There has been a lot written about the value of being a ‘servant leader’. The concept has existed for decades, originally used in the early 1970s in an essay titled The Servant as Leader. But it’s become more popular recently, in the early part of this century. The concept of a servant leader is based on the idea of acting more like a follower (or servant) instead of fulfilling the traditional expectations of a leader. By building strength within the team as someone in service to it, as opposed to the head of it, leaders can build goodwill and trust. In other words, one who acts as a servant of the team, is ultimately better respected as the leader of it. But. As with anything, there are limits.
How do leaders balance the advantages of servant leadership with their own career needs?
You be the judge. Many of today’s leaders work hard to embody the ideals of servant leadership (also referred to as service leadership). But you also have to exercise judgment – there will be moments when considering what’s best for the organisation, or even your own career, might not accommodate a servant leader mindset. For the most part, that can be a productive and encouraging way to lead a team. Most servant leadership goals prioritise team members’ needs: being a good listener, displaying empathy, exhibiting self-awareness and building a community are all key to this leadership strategy. At the same time, leaders are people, too: we all need to feel motivated and engaged in the workplace. You should balance meeting the needs of others and making them feel valued, with your own needs to be recognised. A strong leader should make sure that his or her team members get credit for their work throughout the larger organsiation so that others recognise their contributions. But leaders must also participate in ways that reveal their own strengths: after all, they have a career future, too. Also, remember that despite the value of being seen as a member of the team, it doesn’t diminish the final accountability you have as the leader. Collaboration and strong communication skills will make your team feel better about decisions, however, you should beware when your own experience and judgment tells you another decision would be more appropriate.

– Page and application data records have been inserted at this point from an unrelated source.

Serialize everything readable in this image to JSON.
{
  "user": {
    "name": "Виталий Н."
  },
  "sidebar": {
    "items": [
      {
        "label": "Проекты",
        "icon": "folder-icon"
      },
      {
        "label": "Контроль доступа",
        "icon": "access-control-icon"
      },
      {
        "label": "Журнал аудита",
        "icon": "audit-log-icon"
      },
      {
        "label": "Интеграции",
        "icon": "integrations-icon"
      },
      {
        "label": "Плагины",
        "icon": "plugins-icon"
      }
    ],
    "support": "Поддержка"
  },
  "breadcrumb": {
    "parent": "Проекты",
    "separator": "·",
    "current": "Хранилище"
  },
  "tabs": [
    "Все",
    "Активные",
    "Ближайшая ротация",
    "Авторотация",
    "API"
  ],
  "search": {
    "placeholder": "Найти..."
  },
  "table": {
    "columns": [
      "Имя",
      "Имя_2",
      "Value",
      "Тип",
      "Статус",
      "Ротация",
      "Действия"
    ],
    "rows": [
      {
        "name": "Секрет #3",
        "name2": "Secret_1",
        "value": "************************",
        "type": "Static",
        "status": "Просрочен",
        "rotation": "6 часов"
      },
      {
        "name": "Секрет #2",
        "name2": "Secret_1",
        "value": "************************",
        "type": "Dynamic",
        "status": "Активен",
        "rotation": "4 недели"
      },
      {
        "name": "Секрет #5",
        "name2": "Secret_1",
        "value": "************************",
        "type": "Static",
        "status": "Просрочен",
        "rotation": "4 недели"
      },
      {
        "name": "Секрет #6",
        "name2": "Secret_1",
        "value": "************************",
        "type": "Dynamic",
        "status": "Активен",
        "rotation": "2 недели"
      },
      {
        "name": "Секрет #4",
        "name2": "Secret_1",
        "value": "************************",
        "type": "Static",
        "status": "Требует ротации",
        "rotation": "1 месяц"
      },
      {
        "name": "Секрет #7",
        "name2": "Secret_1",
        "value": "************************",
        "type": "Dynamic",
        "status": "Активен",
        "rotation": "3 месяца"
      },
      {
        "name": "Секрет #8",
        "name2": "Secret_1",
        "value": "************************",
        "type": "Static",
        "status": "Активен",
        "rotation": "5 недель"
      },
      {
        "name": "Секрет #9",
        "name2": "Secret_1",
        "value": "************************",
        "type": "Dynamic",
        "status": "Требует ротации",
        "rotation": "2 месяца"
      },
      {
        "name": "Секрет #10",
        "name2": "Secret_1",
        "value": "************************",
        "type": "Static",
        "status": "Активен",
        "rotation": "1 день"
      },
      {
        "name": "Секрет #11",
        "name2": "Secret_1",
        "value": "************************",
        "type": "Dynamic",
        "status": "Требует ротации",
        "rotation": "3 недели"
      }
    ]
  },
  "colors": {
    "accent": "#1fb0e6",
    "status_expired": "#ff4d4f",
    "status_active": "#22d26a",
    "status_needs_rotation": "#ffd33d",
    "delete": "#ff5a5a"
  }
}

Time will tell. Another challenge of servant leadership is timing — be patient with yourself, because learning to do this well requires more than an overnight transition. Servant leadership is almost always more difficult than ‘traditional’ leadership styles. Most of us come from a background where we are used to certain authority figures making the majority of the decisions. We then expect the same of ourselves – to demonstrate confidence and competence by bringing our own solutions to the table and asking our team to help execute those solutions. It takes time for both leaders and their teams to adjust to a servant leadership mentality. Some will think of this as a weak management style, others will think that even a more servant leadership-minded manager is too traditional. The original story that inspired Greenleaf was a book called Journey to the East. Importantly, the character that was the servant leader wasn’t recognized as a leader until after he disappears. Only then do his co-workers recognise his value. In other words, even the original inspiration for this leadership style demonstrated that this approach doesn’t always have an immediate payoff. Your value as a servant leader might not be revealed until a time when the team suddenly needs a leader and realises your value in that regard. You won’t necessarily need to disappear altogether but be prepared for a lag between employing these methods and being recognised for the effort.
Manage your motivation. All leaders give up some day-to-day duties as they ascend in the organisation. But it’s important that you stay connected enough to the execution to feel engaged. Your main role may be big picture, but that doesn’t mean you can’t crave being in the weeds now and again. Ideally you want to delegate what you can to others, and you want to create opportunities for others to learn and grow. But it can help you keep perspective as a leader and relate to the needs of your team, to occasionally step in and get involved. Plus, the sense of completion and accomplishment on more routine tasks can be satisfying: management decisions often are slower and less visible, and we all need to feel like we are being productive.
Being the best servant leader will sometimes mean leading instead of serving.
The value of servant leadership is well-documented and for many senior executives, there is a lot to be gained from practising the key tenets of it. There are also arguments for when to set it aside. Some organisations simply won’t benefit as well, or specific teams within a company may find it’s not the right style for them. For example, if your team is very inexperienced, they may be looking for traditional leadership to help mentor and guide them. Others may find that the way their teams are structured makes it difficult to support everyone appropriately with a service leadership style. Whatever your individual situation, if you find that the servant leadership style works for you, embrace it. Just be sure to embrace some balance that lets you serve yourself a little, too.
In terms of my background and expertise, I have spent my entire career working as a trusted advisor to senior leaders wanting to improve the effectiveness of themselves, their teams and their companies. Prior to starting my own consulting firm, I led the global executive assessment and development team for Cisco. Earlier in my career I held leadership roles with RHR International, PepsiCo, Ashridge Executive Education, Hult International Business School and the Central European University, Budapest, Hungary.